Leo Gerard, president of the United Steelworkers, says he recruited Harvard-trained Bloom from Wall Street, where he was founding partner of Keilin Bloom, an investment fund specializing in turning around manufacturing companies.
Bloom represented the Steelworkers during a restructuring of Algoma Steel in Canada, and Gerard says his passion for labor and manufacturing issues was clear.
"I said, why don't you come work at what you really believe in?" Gerard says. "He could play a lead role in bargaining, play a role in a number of different sectors in the economy and shape policy."

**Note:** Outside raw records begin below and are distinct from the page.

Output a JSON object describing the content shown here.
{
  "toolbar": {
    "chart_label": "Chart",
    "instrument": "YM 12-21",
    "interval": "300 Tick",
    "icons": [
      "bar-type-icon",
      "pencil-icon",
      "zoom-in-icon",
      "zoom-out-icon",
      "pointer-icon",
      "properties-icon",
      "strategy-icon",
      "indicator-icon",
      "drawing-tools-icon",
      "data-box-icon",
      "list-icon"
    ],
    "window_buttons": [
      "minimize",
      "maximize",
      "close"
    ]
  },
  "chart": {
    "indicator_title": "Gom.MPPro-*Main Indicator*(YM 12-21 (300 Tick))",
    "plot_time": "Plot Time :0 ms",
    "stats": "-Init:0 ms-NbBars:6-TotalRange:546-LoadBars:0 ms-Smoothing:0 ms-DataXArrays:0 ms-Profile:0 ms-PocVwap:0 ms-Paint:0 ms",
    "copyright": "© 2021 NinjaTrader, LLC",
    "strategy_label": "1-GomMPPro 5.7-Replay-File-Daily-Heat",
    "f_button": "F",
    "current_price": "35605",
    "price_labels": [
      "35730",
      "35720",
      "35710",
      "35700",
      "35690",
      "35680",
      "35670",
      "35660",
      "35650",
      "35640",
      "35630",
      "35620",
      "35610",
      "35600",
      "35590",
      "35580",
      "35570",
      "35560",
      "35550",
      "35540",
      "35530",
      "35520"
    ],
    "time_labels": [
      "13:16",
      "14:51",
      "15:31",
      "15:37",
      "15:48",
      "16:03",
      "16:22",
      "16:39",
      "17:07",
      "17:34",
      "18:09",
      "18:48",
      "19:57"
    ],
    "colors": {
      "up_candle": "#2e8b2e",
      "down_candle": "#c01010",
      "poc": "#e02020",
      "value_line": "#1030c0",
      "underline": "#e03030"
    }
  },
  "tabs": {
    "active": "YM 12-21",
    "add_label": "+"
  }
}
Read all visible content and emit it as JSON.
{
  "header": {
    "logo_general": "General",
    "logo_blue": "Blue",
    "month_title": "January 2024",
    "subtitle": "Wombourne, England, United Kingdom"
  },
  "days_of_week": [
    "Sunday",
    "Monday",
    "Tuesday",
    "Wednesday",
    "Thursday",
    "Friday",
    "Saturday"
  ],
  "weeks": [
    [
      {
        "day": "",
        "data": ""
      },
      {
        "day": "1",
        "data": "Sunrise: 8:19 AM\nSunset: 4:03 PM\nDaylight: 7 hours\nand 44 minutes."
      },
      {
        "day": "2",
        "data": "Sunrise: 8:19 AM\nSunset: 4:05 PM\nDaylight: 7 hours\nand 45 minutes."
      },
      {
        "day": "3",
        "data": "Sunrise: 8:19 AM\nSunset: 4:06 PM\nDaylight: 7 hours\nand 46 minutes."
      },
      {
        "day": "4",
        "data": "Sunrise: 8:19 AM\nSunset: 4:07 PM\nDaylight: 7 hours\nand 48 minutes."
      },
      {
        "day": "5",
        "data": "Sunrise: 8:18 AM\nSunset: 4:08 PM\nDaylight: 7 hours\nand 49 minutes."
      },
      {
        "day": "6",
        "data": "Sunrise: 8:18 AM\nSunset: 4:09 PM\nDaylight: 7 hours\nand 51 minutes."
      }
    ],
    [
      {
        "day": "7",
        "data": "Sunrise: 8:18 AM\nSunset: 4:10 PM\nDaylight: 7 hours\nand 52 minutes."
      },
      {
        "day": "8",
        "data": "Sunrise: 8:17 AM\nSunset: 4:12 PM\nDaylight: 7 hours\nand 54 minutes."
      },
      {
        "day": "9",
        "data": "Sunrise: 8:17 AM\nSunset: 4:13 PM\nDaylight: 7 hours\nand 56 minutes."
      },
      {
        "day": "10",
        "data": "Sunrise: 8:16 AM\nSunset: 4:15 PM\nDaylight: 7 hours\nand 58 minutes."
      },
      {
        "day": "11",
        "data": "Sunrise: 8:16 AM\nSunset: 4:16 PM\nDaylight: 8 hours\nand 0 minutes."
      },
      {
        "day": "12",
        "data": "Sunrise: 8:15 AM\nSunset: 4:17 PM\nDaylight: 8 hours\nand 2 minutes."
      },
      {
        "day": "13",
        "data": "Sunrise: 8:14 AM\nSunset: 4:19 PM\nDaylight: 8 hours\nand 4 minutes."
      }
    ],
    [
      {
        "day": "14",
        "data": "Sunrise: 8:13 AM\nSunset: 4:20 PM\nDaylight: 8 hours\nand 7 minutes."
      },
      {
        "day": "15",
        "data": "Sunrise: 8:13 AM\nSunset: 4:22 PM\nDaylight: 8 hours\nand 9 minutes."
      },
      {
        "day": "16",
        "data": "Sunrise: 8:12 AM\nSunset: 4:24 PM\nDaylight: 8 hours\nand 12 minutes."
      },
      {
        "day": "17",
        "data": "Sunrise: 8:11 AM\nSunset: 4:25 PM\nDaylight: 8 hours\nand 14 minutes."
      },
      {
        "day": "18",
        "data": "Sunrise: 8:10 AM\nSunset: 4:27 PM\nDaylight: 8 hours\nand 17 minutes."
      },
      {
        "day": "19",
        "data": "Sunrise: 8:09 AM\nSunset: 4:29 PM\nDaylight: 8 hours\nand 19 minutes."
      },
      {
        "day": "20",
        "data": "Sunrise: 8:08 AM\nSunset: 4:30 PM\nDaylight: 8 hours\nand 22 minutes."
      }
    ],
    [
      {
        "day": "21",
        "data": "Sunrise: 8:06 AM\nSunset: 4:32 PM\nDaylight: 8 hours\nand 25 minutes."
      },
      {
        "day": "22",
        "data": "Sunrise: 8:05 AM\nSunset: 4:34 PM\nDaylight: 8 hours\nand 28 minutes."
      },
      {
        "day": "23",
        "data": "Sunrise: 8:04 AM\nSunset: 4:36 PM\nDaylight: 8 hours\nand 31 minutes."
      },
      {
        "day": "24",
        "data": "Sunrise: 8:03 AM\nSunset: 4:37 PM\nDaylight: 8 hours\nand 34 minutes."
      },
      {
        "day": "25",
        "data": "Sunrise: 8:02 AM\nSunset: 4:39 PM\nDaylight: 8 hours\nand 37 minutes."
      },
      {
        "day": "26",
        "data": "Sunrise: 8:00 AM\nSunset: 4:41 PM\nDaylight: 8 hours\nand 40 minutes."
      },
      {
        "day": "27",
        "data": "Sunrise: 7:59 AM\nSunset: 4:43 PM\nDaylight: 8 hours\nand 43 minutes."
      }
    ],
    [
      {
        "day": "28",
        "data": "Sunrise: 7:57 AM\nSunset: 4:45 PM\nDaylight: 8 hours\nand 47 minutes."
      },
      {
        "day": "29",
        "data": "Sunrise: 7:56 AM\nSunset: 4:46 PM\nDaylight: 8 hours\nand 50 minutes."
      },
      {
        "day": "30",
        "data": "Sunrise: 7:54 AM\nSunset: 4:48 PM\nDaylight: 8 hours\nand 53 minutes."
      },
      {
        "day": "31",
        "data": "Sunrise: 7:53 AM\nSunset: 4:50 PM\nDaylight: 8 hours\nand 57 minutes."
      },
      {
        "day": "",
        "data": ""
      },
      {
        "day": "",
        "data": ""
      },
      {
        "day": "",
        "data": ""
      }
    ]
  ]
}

Gerard says he never asked Bloom what he made on Wall Street, but when he went to work for the Steelworkers, he got scale for the job, which in 2000 was $86,990, according to a filing with the Department of Labor. By 2007, it was $107,000.
Bloom's frankness isn't a problem for Gerard, who is pretty straightforward himself.
"He is very direct and can dismantle a lousy business plan in minutes," Gerard says. "He can explain that to a CEO as well as a brand new (union) member."
While he was with the Steelworkers, they worked through dozens of restructuring plans, Gerard says, using a three-pronged strategy:
•The union won't give up anything without something in return.
•The companies need new leadership. ("You don't leave the people there who caused the problem to fix the problem," Gerard says.)
•And the companies must invest more in the U.S. rather than shipping jobs overseas, he says.
A good understanding
Bloom helped the Steelworkers and Goodyear Tire & Rubber craft a $1 billion, union-run fund to take over retiree health care. Goodyear got to move a $1.2 billion liability off its balance sheet, while retiree benefits were secured in a fund creditors could not touch in a company bankruptcy.
The automakers and United Auto Workers used the Goodyear plan as a model for the retiree health fund negotiated in 2007.
"Unlike what a lot of people think about labor leaders, (Bloom) has an extremely good understanding of the economics of business," says Wilbur Ross, investor and owner of International Auto Components Group.
Ross met Bloom while investing in steel companies in Pennsylvania. Ross bought bankrupt companies and restructured them into going concerns with the support of the union. Bloom and other union leaders helped convince workers of the need to change quickly to make the business work, Ross says.
One big change, he says, was to cut the job descriptions in the union contract to five from 32. Narrow job descriptions limit company flexibility in using workers where they are needed and can inflate the workforce. The result, says Ross: "We gradually became not only the largest steel company in America, but we also were the lowest-cost integrated mill, and we paid our workers more than any other company. The pragmatic attitude of the Steelworkers union probably saved 100,000 jobs."
A bigger job
Fixing the auto industry will be a much bigger job, Ross admits.
"The car industry has huge problems, and it's a much more complicated industry than steel," Ross says.
Steelmakers process a raw material and sell it to another company, while automakers deal with thousands of outside suppliers for parts, assemble them into a product and then hand over control of selling the product to independent dealers.
But Harley Shaiken, a labor expert at the University of California-Berkeley, says Bloom should be able to handle the competing demands.
"Sure, the auto industry is a unique industry," he says. "It is among the most central of consumer products, and you're blending the issues of marketing with the challenges of manufacturing in a highly competitive setting. ... But Ron Bloom is a very capable person who's highly regarded by both industry and union people he's worked with."
"He's smart, he's tough, he's quick," Shaiken says. "And he'll need all three of those characteristics in this position."